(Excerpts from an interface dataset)
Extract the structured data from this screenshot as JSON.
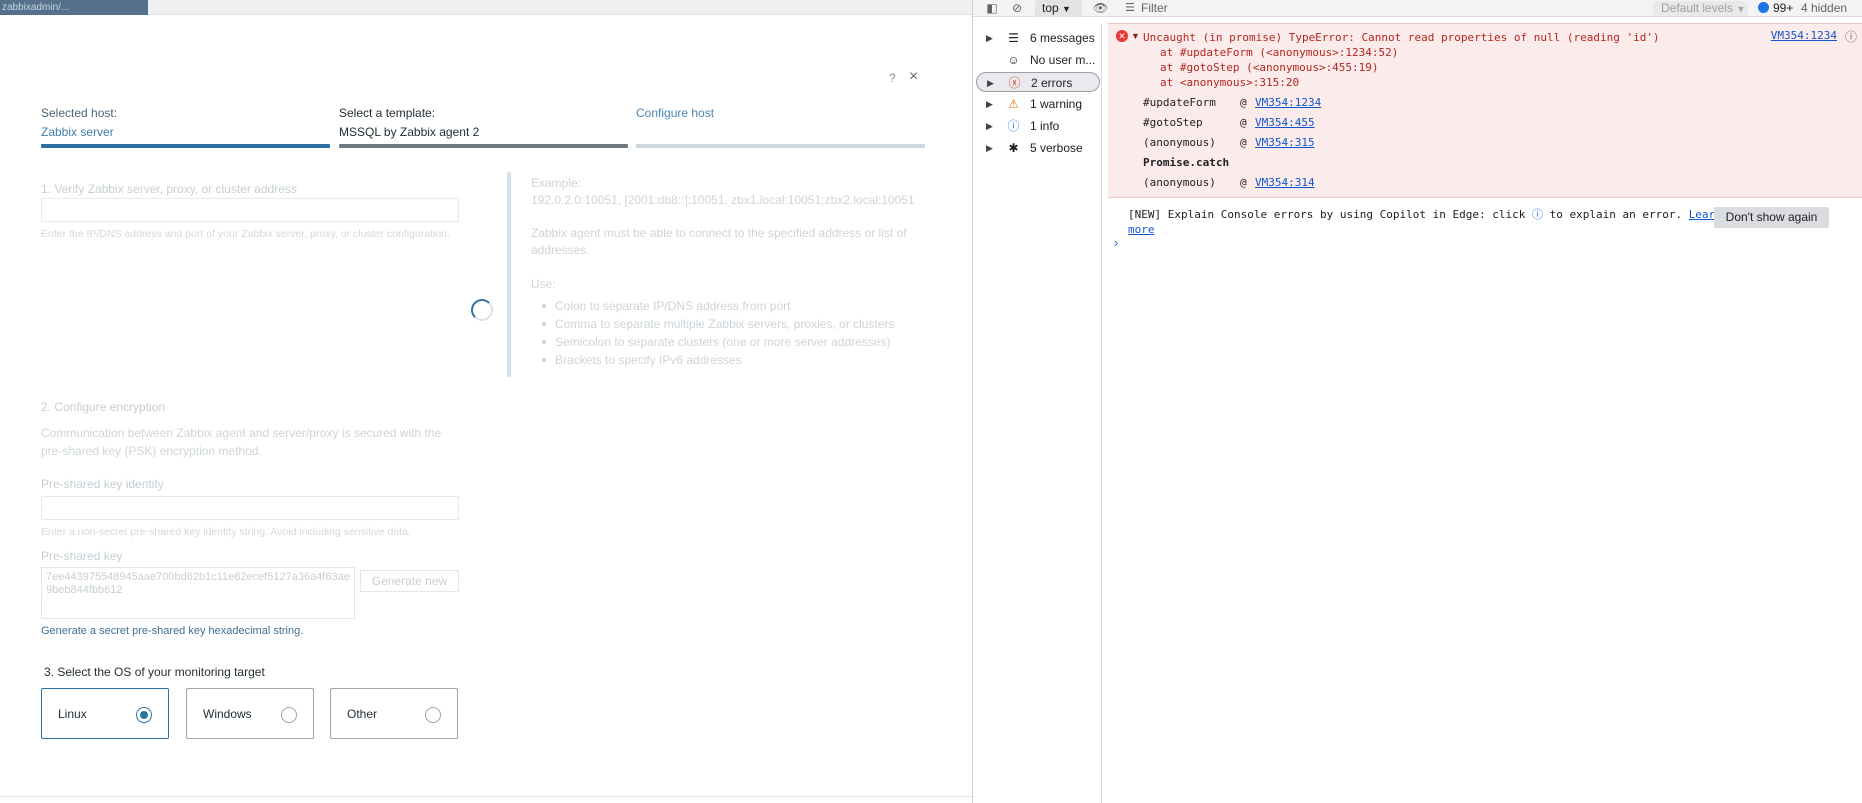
{
  "page": {
    "tab_text": "zabbixadmin/...",
    "help": "?",
    "close": "×",
    "steps": [
      {
        "label": "Selected host:",
        "value": "Zabbix server"
      },
      {
        "label": "Select a template:",
        "value": "MSSQL by Zabbix agent 2"
      },
      {
        "label": "",
        "value": "Configure host"
      }
    ],
    "section1": {
      "title": "1. Verify Zabbix server, proxy, or cluster address",
      "hint": "Enter the IP/DNS address and port of your Zabbix server, proxy, or cluster configuration.",
      "example_label": "Example:",
      "example_value": "192.0.2.0:10051, [2001:db8::]:10051, zbx1.local:10051;zbx2.local:10051",
      "info": "Zabbix agent must be able to connect to the specified address or list of addresses.",
      "use_label": "Use:",
      "use_items": [
        "Colon to separate IP/DNS address from port",
        "Comma to separate multiple Zabbix servers, proxies, or clusters",
        "Semicolon to separate clusters (one or more server addresses)",
        "Brackets to specify IPv6 addresses"
      ]
    },
    "section2": {
      "title": "2. Configure encryption",
      "desc": "Communication between Zabbix agent and server/proxy is secured with the pre-shared key (PSK) encryption method.",
      "psk_identity_label": "Pre-shared key identity",
      "psk_identity_hint": "Enter a non-secret pre-shared key identity string. Avoid including sensitive data.",
      "psk_label": "Pre-shared key",
      "psk_value": "7ee443975548945aae700bd62b1c11e82ecef5127a36a4f63ae9beb844fbb612",
      "generate_new": "Generate new",
      "generate_link": "Generate a secret pre-shared key hexadecimal string."
    },
    "section3": {
      "title": "3. Select the OS of your monitoring target",
      "options": [
        {
          "name": "Linux",
          "selected": true
        },
        {
          "name": "Windows",
          "selected": false
        },
        {
          "name": "Other",
          "selected": false
        }
      ]
    }
  },
  "devtools": {
    "context": "top",
    "filter_placeholder": "Filter",
    "levels": "Default levels",
    "issues_count": "99+",
    "hidden_count": "4 hidden",
    "sidebar": [
      {
        "icon": "list-icon",
        "label": "6 messages"
      },
      {
        "icon": "user-icon",
        "label": "No user m..."
      },
      {
        "icon": "error-icon",
        "label": "2 errors"
      },
      {
        "icon": "warning-icon",
        "label": "1 warning"
      },
      {
        "icon": "info-icon",
        "label": "1 info"
      },
      {
        "icon": "bug-icon",
        "label": "5 verbose"
      }
    ],
    "error": {
      "message": "Uncaught (in promise) TypeError: Cannot read properties of null (reading 'id')",
      "source": "VM354:1234",
      "trace": [
        "at #updateForm (<anonymous>:1234:52)",
        "at #gotoStep (<anonymous>:455:19)",
        "at <anonymous>:315:20"
      ],
      "stack": [
        {
          "fn": "#updateForm",
          "link": "VM354:1234"
        },
        {
          "fn": "#gotoStep",
          "link": "VM354:455"
        },
        {
          "fn": "(anonymous)",
          "link": "VM354:315"
        }
      ],
      "promise_catch": "Promise.catch",
      "last": {
        "fn": "(anonymous)",
        "link": "VM354:314"
      }
    },
    "copilot_text": "[NEW] Explain Console errors by using Copilot in Edge: click",
    "copilot_text2": "to explain an error.",
    "learn_more": "Learn more",
    "dont_show": "Don't show again",
    "prompt": "›"
  },
  "colors": {
    "accent": "#2d70a3",
    "error_bg": "#fcebeb",
    "error_text": "#b3261e"
  }
}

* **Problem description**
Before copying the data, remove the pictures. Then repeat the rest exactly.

* **Task output**
Extract the structured data from this screenshot as JSON.
{
  "page": {
    "tab_text": "zabbixadmin/...",
    "help": "?",
    "close": "×",
    "steps": [
      {
        "label": "Selected host:",
        "value": "Zabbix server"
      },
      {
        "label": "Select a template:",
        "value": "MSSQL by Zabbix agent 2"
      },
      {
        "label": "",
        "value": "Configure host"
      }
    ],
    "section1": {
      "title": "1. Verify Zabbix server, proxy, or cluster address",
      "hint": "Enter the IP/DNS address and port of your Zabbix server, proxy, or cluster configuration.",
      "example_label": "Example:",
      "example_value": "192.0.2.0:10051, [2001:db8::]:10051, zbx1.local:10051;zbx2.local:10051",
      "info": "Zabbix agent must be able to connect to the specified address or list of addresses.",
      "use_label": "Use:",
      "use_items": [
        "Colon to separate IP/DNS address from port",
        "Comma to separate multiple Zabbix servers, proxies, or clusters",
        "Semicolon to separate clusters (one or more server addresses)",
        "Brackets to specify IPv6 addresses"
      ]
    },
    "section2": {
      "title": "2. Configure encryption",
      "desc": "Communication between Zabbix agent and server/proxy is secured with the pre-shared key (PSK) encryption method.",
      "psk_identity_label": "Pre-shared key identity",
      "psk_identity_hint": "Enter a non-secret pre-shared key identity string. Avoid including sensitive data.",
      "psk_label": "Pre-shared key",
      "psk_value": "7ee443975548945aae700bd62b1c11e82ecef5127a36a4f63ae9beb844fbb612",
      "generate_new": "Generate new",
      "generate_link": "Generate a secret pre-shared key hexadecimal string."
    },
    "section3": {
      "title": "3. Select the OS of your monitoring target",
      "options": [
        {
          "name": "Linux",
          "selected": true
        },
        {
          "name": "Windows",
          "selected": false
        },
        {
          "name": "Other",
          "selected": false
        }
      ]
    }
  },
  "devtools": {
    "context": "top",
    "filter_placeholder": "Filter",
    "levels": "Default levels",
    "issues_count": "99+",
    "hidden_count": "4 hidden",
    "sidebar": [
      {
        "icon": "list-icon",
        "label": "6 messages"
      },
      {
        "icon": "user-icon",
        "label": "No user m..."
      },
      {
        "icon": "error-icon",
        "label": "2 errors"
      },
      {
        "icon": "warning-icon",
        "label": "1 warning"
      },
      {
        "icon": "info-icon",
        "label": "1 info"
      },
      {
        "icon": "bug-icon",
        "label": "5 verbose"
      }
    ],
    "error": {
      "message": "Uncaught (in promise) TypeError: Cannot read properties of null (reading 'id')",
      "source": "VM354:1234",
      "trace": [
        "at #updateForm (<anonymous>:1234:52)",
        "at #gotoStep (<anonymous>:455:19)",
        "at <anonymous>:315:20"
      ],
      "stack": [
        {
          "fn": "#updateForm",
          "link": "VM354:1234"
        },
        {
          "fn": "#gotoStep",
          "link": "VM354:455"
        },
        {
          "fn": "(anonymous)",
          "link": "VM354:315"
        }
      ],
      "promise_catch": "Promise.catch",
      "last": {
        "fn": "(anonymous)",
        "link": "VM354:314"
      }
    },
    "copilot_text": "[NEW] Explain Console errors by using Copilot in Edge: click",
    "copilot_text2": "to explain an error.",
    "learn_more": "Learn more",
    "dont_show": "Don't show again",
    "prompt": "›"
  },
  "colors": {
    "accent": "#2d70a3",
    "error_bg": "#fcebeb",
    "error_text": "#b3261e"
  }
}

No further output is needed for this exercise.